Other initiatives focusing on the transfer of (free) CAM knowledge include CAMline (2005), the Canadian Health Network (Public Health Agency of Canada 2006) and PasseportSanté.net (2006), which offer evidence-based information about CAM products and therapies to healthcare practitioners and the public in English and French, respectively. By summarizing and categorizing the evidence, these services can be used by patients and practitioners alike in decision-making about CAM.
These are just some examples of CAM research undertaken in Canada to address the most pressing and relevant research questions for policy makers. It is hoped that through targeted initiatives such as IN-CAM, more interdisciplinary research teams may be formed to address other questions outlined in the proposed research agenda.
The research agenda presented here focuses on the need to inform healthcare system development and policy issues. To fulfil this research agenda, it will be important for CAM researchers and practitioners to work together with conventional health researchers and practitioners.
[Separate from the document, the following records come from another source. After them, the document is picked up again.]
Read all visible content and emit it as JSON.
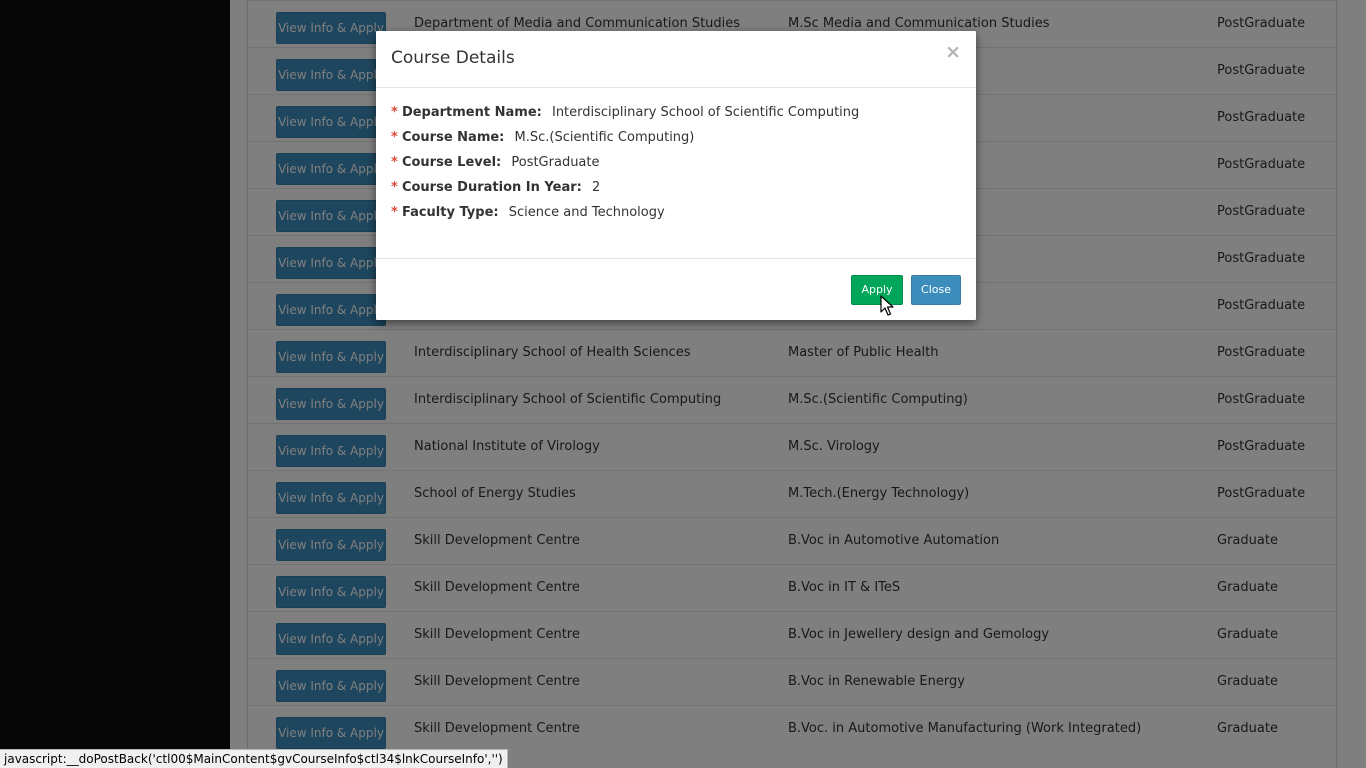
{
  "table": {
    "rows": [
      {
        "button": "View Info & Apply",
        "department": "Department of Media and Communication Studies",
        "course": "M.Sc Media and Communication Studies",
        "level": "PostGraduate"
      },
      {
        "button": "View Info & Apply",
        "department": "",
        "course": "",
        "level": "PostGraduate"
      },
      {
        "button": "View Info & Apply",
        "department": "",
        "course": "",
        "level": "PostGraduate"
      },
      {
        "button": "View Info & Apply",
        "department": "",
        "course": "",
        "level": "PostGraduate"
      },
      {
        "button": "View Info & Apply",
        "department": "",
        "course": "",
        "level": "PostGraduate"
      },
      {
        "button": "View Info & Apply",
        "department": "",
        "course": "",
        "level": "PostGraduate"
      },
      {
        "button": "View Info & Apply",
        "department": "",
        "course": "",
        "level": "PostGraduate"
      },
      {
        "button": "View Info & Apply",
        "department": "Interdisciplinary School of Health Sciences",
        "course": "Master of Public Health",
        "level": "PostGraduate"
      },
      {
        "button": "View Info & Apply",
        "department": "Interdisciplinary School of Scientific Computing",
        "course": "M.Sc.(Scientific Computing)",
        "level": "PostGraduate"
      },
      {
        "button": "View Info & Apply",
        "department": "National Institute of Virology",
        "course": "M.Sc. Virology",
        "level": "PostGraduate"
      },
      {
        "button": "View Info & Apply",
        "department": "School of Energy Studies",
        "course": "M.Tech.(Energy Technology)",
        "level": "PostGraduate"
      },
      {
        "button": "View Info & Apply",
        "department": "Skill Development Centre",
        "course": "B.Voc in Automotive Automation",
        "level": "Graduate"
      },
      {
        "button": "View Info & Apply",
        "department": "Skill Development Centre",
        "course": "B.Voc in IT & ITeS",
        "level": "Graduate"
      },
      {
        "button": "View Info & Apply",
        "department": "Skill Development Centre",
        "course": "B.Voc in Jewellery design and Gemology",
        "level": "Graduate"
      },
      {
        "button": "View Info & Apply",
        "department": "Skill Development Centre",
        "course": "B.Voc in Renewable Energy",
        "level": "Graduate"
      },
      {
        "button": "View Info & Apply",
        "department": "Skill Development Centre",
        "course": "B.Voc. in Automotive Manufacturing (Work Integrated)",
        "level": "Graduate"
      }
    ]
  },
  "modal": {
    "title": "Course Details",
    "close_glyph": "×",
    "required_mark": "*",
    "details": [
      {
        "label": "Department Name:",
        "value": "Interdisciplinary School of Scientific Computing"
      },
      {
        "label": "Course Name:",
        "value": "M.Sc.(Scientific Computing)"
      },
      {
        "label": "Course Level:",
        "value": "PostGraduate"
      },
      {
        "label": "Course Duration In Year:",
        "value": "2"
      },
      {
        "label": "Faculty Type:",
        "value": "Science and Technology"
      }
    ],
    "apply_label": "Apply",
    "close_label": "Close"
  },
  "status_bar": {
    "text": "javascript:__doPostBack('ctl00$MainContent$gvCourseInfo$ctl34$lnkCourseInfo','')"
  },
  "colors": {
    "primary": "#3c8dbc",
    "success": "#00a65a",
    "required": "#dd4b39"
  },
  "icons": {
    "cursor": "mouse-pointer-icon"
  }
}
CAM is no longer particularly “alternative,” given that at least half of all Canadians are using it. How can CAM products and therapies, including their unique philosophical underpinnings, be harnessed to increase the health of individuals and communities? How can CAM be integrated with healthcare initiatives such as the reorganization of primary care that is ongoing in many provinces? These are questions that require our attention as researchers, clinicians, policy makers and Canadians. The Canadian CAM research community, through targeted initiatives such as IN-CAM, has developed a socially, culturally and economically sensitive CAM research agenda that will address these and many other questions, in order to enable an accountable, integrated and sustainable healthcare system.
1IN-CAM’s Advisory Board is composed of researchers and healthcare practitioners (both CAM and conventional).
2The practice of acupuncture is regulated only in British Columbia, Alberta and Quebec.
3Herbal medicine and homeopathy are not currently regulated in any Canadian jurisdictions.
4Integrative healthcare has many definitions; we define it as the combination of the “best” of both conventional and CAM care guided by a patient-centred approach.
6“Whole systems of care” have been defined as “approaches to health care in which practitioners apply bodies of knowledge and associated practices in order to maximize the patients’ capacity to achieve mental and physical balance and restore their own health, using individualized, non-reductionist approaches to diagnosis and treatment. In whole systems the practitioner–patient relationship plays an important role and continues to evolve over time. Examples of whole systems of healthcare include: Traditional Oriental (or East Asian) Medicine, Naturopathic Medicine, Homeopathy, Integrative Medicine, Ayurveda, various Indigenous Health systems and many others. Biomedicine may also be considered as a whole system of care” (Ritenbaugh et al. 2003: 33).
Heather S. Boon, Leslie Dan, Faculty of Pharmacy, University of Toronto, Toronto, ON.
Marja J. Verhoef, Faculty of Medicine, University of Calgary, Calgary, AB.
Laura C. Vanderheyden, Faculty of Medicine, University of Calgary, Calgary, AB.
Kathleen P. Westlake, Leslie Dan Faculty of Pharmacy, University of Toronto, Toronto, ON.